In its Jan. 12 Crop Production report, the U.S.D.A. forecast 2009-10 Florida all-orange production at 6.08 million tons (135 million boxes), unchanged from its previous forecast and down 17% from a year ago. But the agency noted, “it does not include any effects of the cold weather in Florida during January” as the forecast was based on Jan. 1 conditions.
While the impact on the current orange crop appears severe, large stocks of frozen orange juice concentrate were expected to prevent a shortage. In its most recent Cold Storage report, the U.S.D.A. estimated stocks of frozen orange juice concentrate at 1,126,965,000 lbs as of Nov. 30, up 9% from a year earlier and 19% above the latest five-year average.

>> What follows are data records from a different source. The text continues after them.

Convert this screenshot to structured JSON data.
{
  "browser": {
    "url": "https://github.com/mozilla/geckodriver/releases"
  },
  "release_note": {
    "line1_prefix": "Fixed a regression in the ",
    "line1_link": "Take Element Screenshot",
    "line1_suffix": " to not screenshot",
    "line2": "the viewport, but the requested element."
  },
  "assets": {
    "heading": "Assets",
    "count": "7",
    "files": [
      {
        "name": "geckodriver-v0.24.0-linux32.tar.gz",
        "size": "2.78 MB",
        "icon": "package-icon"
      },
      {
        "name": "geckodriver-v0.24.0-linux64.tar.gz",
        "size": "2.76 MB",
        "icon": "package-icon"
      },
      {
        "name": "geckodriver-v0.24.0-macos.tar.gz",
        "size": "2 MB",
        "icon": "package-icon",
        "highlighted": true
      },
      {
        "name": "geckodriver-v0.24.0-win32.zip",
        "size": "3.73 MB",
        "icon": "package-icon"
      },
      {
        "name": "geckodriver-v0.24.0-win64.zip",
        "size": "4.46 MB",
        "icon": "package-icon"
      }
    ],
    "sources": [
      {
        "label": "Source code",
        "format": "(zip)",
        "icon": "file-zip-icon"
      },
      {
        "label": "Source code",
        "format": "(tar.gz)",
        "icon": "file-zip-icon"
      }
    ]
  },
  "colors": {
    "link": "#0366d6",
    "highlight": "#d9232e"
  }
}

Unfortunately for orange growers, the decline, and probable higher prices, comes at a time when orange juice consumption in the United States was recovering from a multi-decade low in 2007-08, the result of high prices and concerns about high carbohydrates.
Last week futures prices dropped about 10% from their highs, in part due to scattered reports that the freeze damage might not have been as severe as first thought, or at least not as severe as the market had “priced” into futures values.
It will be some time before losses can be fully assessed, especially in the case of damage done to trees, which will affect next year’s crop.